## [Required action]
For each line below with the word "Algorithm", write out a copy.

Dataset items
---+---
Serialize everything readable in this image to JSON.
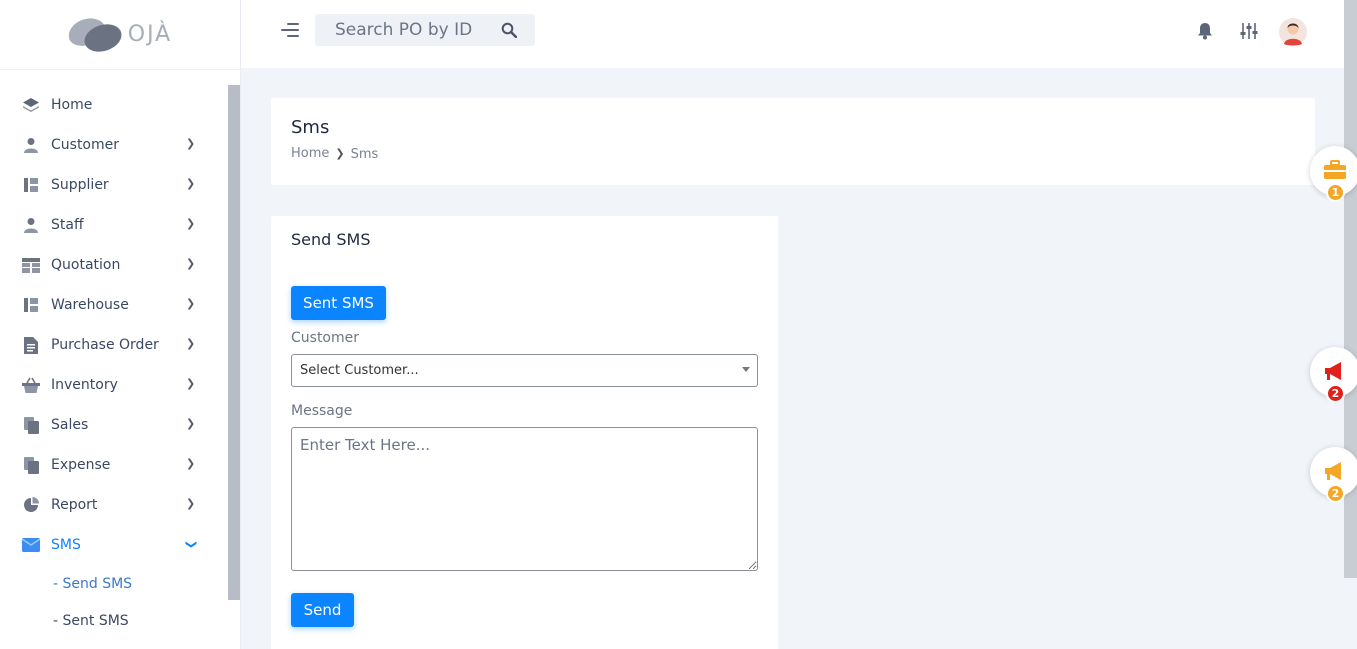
{
  "app": {
    "logo_text": "OJÀ"
  },
  "header": {
    "search_placeholder": "Search PO by ID",
    "icons": [
      "menu-icon",
      "search-icon",
      "bell-icon",
      "sliders-icon",
      "user-avatar"
    ]
  },
  "sidebar": {
    "items": [
      {
        "label": "Home",
        "icon": "layers-icon",
        "has_chevron": false
      },
      {
        "label": "Customer",
        "icon": "user-icon",
        "has_chevron": true
      },
      {
        "label": "Supplier",
        "icon": "columns-icon",
        "has_chevron": true
      },
      {
        "label": "Staff",
        "icon": "user-icon",
        "has_chevron": true
      },
      {
        "label": "Quotation",
        "icon": "table-icon",
        "has_chevron": true
      },
      {
        "label": "Warehouse",
        "icon": "columns-icon",
        "has_chevron": true
      },
      {
        "label": "Purchase Order",
        "icon": "document-icon",
        "has_chevron": true
      },
      {
        "label": "Inventory",
        "icon": "basket-icon",
        "has_chevron": true
      },
      {
        "label": "Sales",
        "icon": "copy-icon",
        "has_chevron": true
      },
      {
        "label": "Expense",
        "icon": "copy-icon",
        "has_chevron": true
      },
      {
        "label": "Report",
        "icon": "pie-chart-icon",
        "has_chevron": true
      },
      {
        "label": "SMS",
        "icon": "envelope-icon",
        "has_chevron": true,
        "expanded": true
      }
    ],
    "sms_subitems": [
      {
        "label": "- Send SMS",
        "active": true
      },
      {
        "label": "- Sent SMS",
        "active": false
      }
    ]
  },
  "page": {
    "title": "Sms",
    "breadcrumb": [
      "Home",
      "Sms"
    ]
  },
  "form": {
    "title": "Send SMS",
    "sent_button": "Sent SMS",
    "customer_label": "Customer",
    "customer_select_value": "Select Customer...",
    "message_label": "Message",
    "message_placeholder": "Enter Text Here...",
    "send_button": "Send"
  },
  "floating": [
    {
      "icon": "briefcase-icon",
      "badge": "1",
      "badge_color": "#f5a623"
    },
    {
      "icon": "megaphone-icon",
      "badge": "2",
      "badge_color": "#e0201b"
    },
    {
      "icon": "megaphone-icon",
      "badge": "2",
      "badge_color": "#f5a623"
    }
  ],
  "colors": {
    "accent": "#0a84ff",
    "background": "#f1f4f8",
    "text": "#3b4863"
  }
}
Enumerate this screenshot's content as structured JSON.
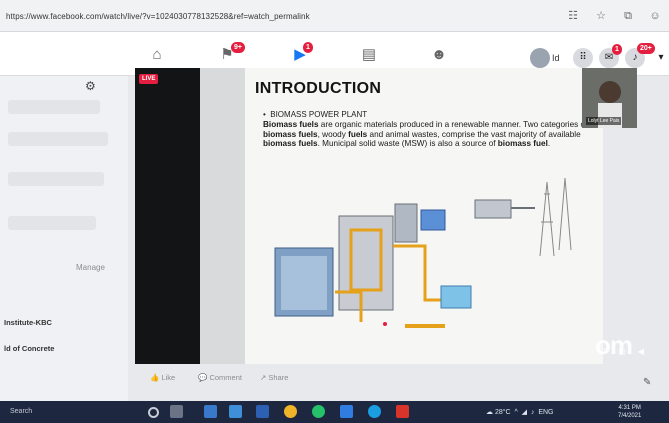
{
  "browser": {
    "url": "https://www.facebook.com/watch/live/?v=1024030778132528&ref=watch_permalink"
  },
  "nav": {
    "badges": {
      "pages": "9+",
      "watch": "1",
      "messenger": "1",
      "notifications": "20+"
    },
    "profile_label": "Id"
  },
  "sidebar": {
    "manage_label": "Manage",
    "items": [
      "Institute-KBC",
      "ld of Concrete"
    ]
  },
  "video": {
    "live_label": "LIVE",
    "slide": {
      "title": "INTRODUCTION",
      "bullet": "BIOMASS POWER PLANT",
      "body": [
        {
          "t": "Biomass fuels",
          "b": true
        },
        {
          "t": " are organic materials produced in a renewable manner. Two categories of ",
          "b": false
        },
        {
          "t": "biomass fuels",
          "b": true
        },
        {
          "t": ", woody ",
          "b": false
        },
        {
          "t": "fuels",
          "b": true
        },
        {
          "t": " and animal wastes, comprise the vast majority of available ",
          "b": false
        },
        {
          "t": "biomass fuels",
          "b": true
        },
        {
          "t": ". Municipal solid waste (MSW) is also a source of ",
          "b": false
        },
        {
          "t": "biomass fuel",
          "b": true
        },
        {
          "t": ".",
          "b": false
        }
      ]
    },
    "webcam_name": "Lolyt Lee Pais",
    "watermark": "om"
  },
  "reactions": {
    "like": "Like",
    "comment": "Comment",
    "share": "Share"
  },
  "taskbar": {
    "search": "Search",
    "weather": "28°C",
    "time": "4:31 PM",
    "date": "7/4/2021"
  },
  "colors": {
    "fb_blue": "#1877f2",
    "badge_red": "#e41e3f",
    "taskbar": "#1d2740"
  }
}
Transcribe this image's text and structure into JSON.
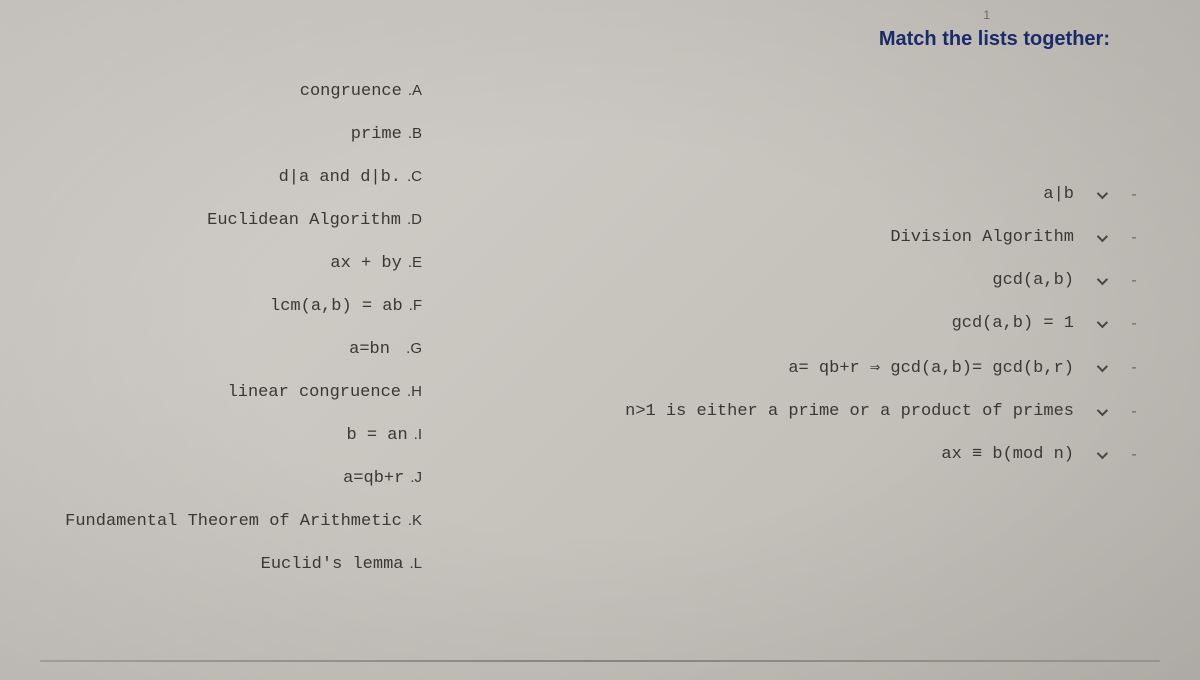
{
  "page_number": "1",
  "header": "Match the lists together:",
  "left_items": [
    {
      "text": "congruence",
      "tag": ".A"
    },
    {
      "text": "prime",
      "tag": ".B"
    },
    {
      "text": "d|a and d|b.",
      "tag": ".C"
    },
    {
      "text": "Euclidean Algorithm",
      "tag": ".D"
    },
    {
      "text": "ax + by",
      "tag": ".E"
    },
    {
      "text": "lcm(a,b) = ab",
      "tag": ".F"
    },
    {
      "text": "a=bn ",
      "tag": ".G"
    },
    {
      "text": "linear congruence",
      "tag": ".H"
    },
    {
      "text": "b = an",
      "tag": ".I"
    },
    {
      "text": "a=qb+r",
      "tag": ".J"
    },
    {
      "text": "Fundamental Theorem of Arithmetic",
      "tag": ".K"
    },
    {
      "text": "Euclid's lemma",
      "tag": ".L"
    }
  ],
  "right_items": [
    {
      "text": "a|b",
      "dash": "-"
    },
    {
      "text": "Division Algorithm",
      "dash": "-"
    },
    {
      "text": "gcd(a,b)",
      "dash": "-"
    },
    {
      "text": "gcd(a,b) = 1",
      "dash": "-"
    },
    {
      "text": "a= qb+r ⇒ gcd(a,b)= gcd(b,r)",
      "dash": "-"
    },
    {
      "text": "n>1 is either a prime or a product of primes",
      "dash": "-"
    },
    {
      "text": "ax ≡ b(mod n)",
      "dash": "-"
    }
  ]
}
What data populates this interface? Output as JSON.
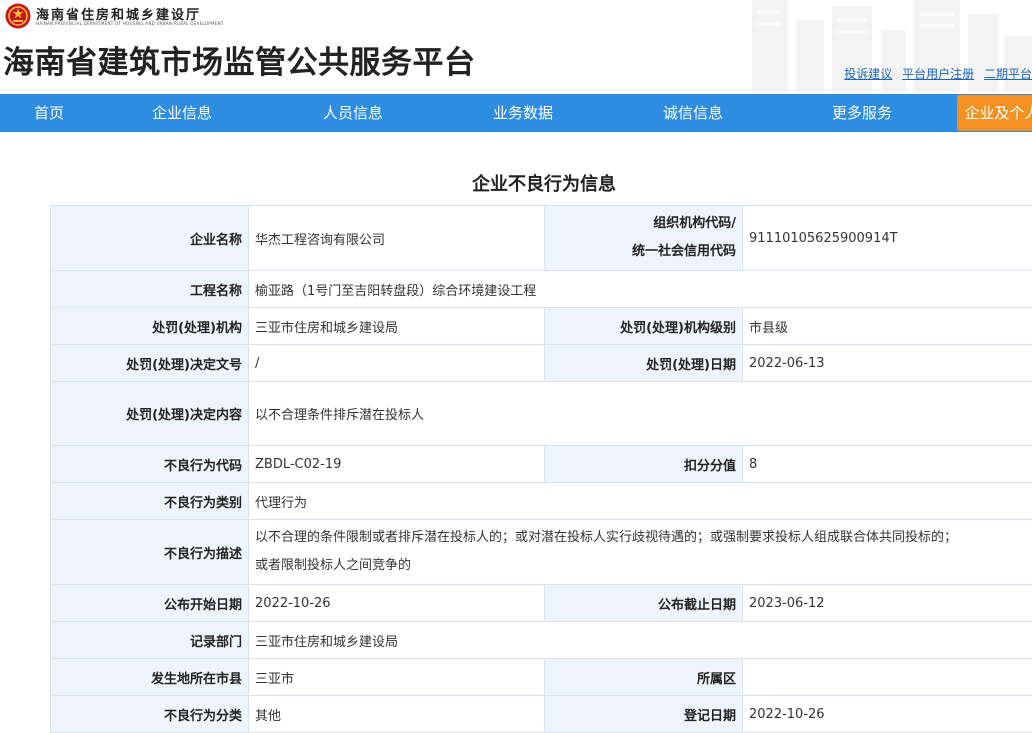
{
  "header": {
    "dept_name": "海南省住房和城乡建设厅",
    "dept_name_en": "HAINAN PROVINCIAL DEPARTMENT OF HOUSING AND URBAN-RURAL DEVELOPMENT",
    "site_title": "海南省建筑市场监管公共服务平台",
    "links": [
      "投诉建议",
      "平台用户注册",
      "二期平台"
    ]
  },
  "nav": {
    "items": [
      "首页",
      "企业信息",
      "人员信息",
      "业务数据",
      "诚信信息",
      "更多服务"
    ],
    "active": "企业及个人"
  },
  "page_title": "企业不良行为信息",
  "labels": {
    "company_name": "企业名称",
    "org_code_1": "组织机构代码/",
    "org_code_2": "统一社会信用代码",
    "project_name": "工程名称",
    "penalty_org": "处罚(处理)机构",
    "penalty_org_level": "处罚(处理)机构级别",
    "decision_no": "处罚(处理)决定文号",
    "penalty_date": "处罚(处理)日期",
    "decision_content": "处罚(处理)决定内容",
    "behavior_code": "不良行为代码",
    "deduct_score": "扣分分值",
    "behavior_category": "不良行为类别",
    "behavior_desc": "不良行为描述",
    "publish_start": "公布开始日期",
    "publish_end": "公布截止日期",
    "record_dept": "记录部门",
    "city": "发生地所在市县",
    "district": "所属区",
    "behavior_class": "不良行为分类",
    "register_date": "登记日期"
  },
  "values": {
    "company_name": "华杰工程咨询有限公司",
    "org_code": "91110105625900914T",
    "project_name": "榆亚路（1号门至吉阳转盘段）综合环境建设工程",
    "penalty_org": "三亚市住房和城乡建设局",
    "penalty_org_level": "市县级",
    "decision_no": "/",
    "penalty_date": "2022-06-13",
    "decision_content": "以不合理条件排斥潜在投标人",
    "behavior_code": "ZBDL-C02-19",
    "deduct_score": "8",
    "behavior_category": "代理行为",
    "behavior_desc_1": "以不合理的条件限制或者排斥潜在投标人的；或对潜在投标人实行歧视待遇的；或强制要求投标人组成联合体共同投标的；",
    "behavior_desc_2": "或者限制投标人之间竞争的",
    "publish_start": "2022-10-26",
    "publish_end": "2023-06-12",
    "record_dept": "三亚市住房和城乡建设局",
    "city": "三亚市",
    "district": "",
    "behavior_class": "其他",
    "register_date": "2022-10-26"
  },
  "colors": {
    "nav_bg": "#2e8de0",
    "nav_active_bg": "#f39222",
    "label_bg": "#eef4fb",
    "border": "#d9e3ee",
    "link": "#1b64b8"
  }
}
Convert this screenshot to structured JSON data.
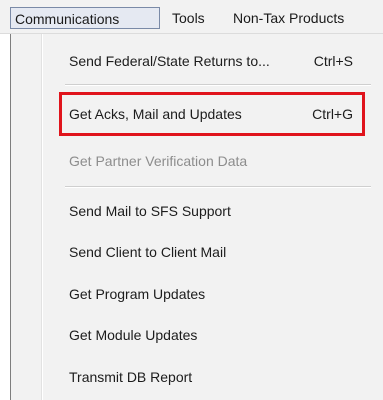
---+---
## [Worked solution]
      "text": "Euclidean Algorithm",
      "text": "Division Algorithm",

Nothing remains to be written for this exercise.